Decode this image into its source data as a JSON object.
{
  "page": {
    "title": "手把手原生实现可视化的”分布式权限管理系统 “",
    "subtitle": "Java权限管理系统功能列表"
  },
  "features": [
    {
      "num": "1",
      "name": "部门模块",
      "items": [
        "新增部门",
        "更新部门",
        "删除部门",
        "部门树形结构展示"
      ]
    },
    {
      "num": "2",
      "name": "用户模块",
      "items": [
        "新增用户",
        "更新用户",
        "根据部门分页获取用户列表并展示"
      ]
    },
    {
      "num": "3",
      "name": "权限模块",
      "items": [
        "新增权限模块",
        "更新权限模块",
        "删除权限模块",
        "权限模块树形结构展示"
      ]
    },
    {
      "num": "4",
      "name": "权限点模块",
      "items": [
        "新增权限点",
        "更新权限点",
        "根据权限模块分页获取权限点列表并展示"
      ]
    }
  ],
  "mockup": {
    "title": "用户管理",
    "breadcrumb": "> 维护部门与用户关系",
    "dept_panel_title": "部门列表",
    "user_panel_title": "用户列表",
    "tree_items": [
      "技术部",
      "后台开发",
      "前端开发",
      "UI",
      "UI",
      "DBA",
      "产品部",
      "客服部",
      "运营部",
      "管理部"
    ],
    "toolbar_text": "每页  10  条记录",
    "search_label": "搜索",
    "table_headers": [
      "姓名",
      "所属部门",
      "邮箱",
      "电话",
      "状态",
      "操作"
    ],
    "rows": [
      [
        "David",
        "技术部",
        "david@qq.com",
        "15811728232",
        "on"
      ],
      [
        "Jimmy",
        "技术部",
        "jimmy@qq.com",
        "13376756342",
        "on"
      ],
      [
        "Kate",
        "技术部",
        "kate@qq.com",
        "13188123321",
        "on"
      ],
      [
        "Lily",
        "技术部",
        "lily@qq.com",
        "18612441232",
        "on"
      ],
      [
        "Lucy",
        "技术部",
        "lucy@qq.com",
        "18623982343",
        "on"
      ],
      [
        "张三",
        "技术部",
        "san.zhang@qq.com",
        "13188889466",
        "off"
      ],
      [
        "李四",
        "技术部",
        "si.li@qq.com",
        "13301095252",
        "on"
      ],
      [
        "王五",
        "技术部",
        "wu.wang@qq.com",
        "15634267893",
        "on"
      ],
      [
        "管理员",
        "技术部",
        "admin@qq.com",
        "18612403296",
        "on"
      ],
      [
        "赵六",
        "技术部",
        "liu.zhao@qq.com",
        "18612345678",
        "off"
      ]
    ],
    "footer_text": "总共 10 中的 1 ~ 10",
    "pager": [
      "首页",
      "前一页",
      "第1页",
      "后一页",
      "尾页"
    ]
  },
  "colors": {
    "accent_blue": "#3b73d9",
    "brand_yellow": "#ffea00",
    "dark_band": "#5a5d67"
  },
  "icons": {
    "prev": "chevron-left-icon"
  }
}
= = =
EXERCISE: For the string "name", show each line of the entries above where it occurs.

WRITTEN ANSWER:
      "name": "部门模块",
      "name": "用户模块",
      "name": "权限模块",
      "name": "权限点模块",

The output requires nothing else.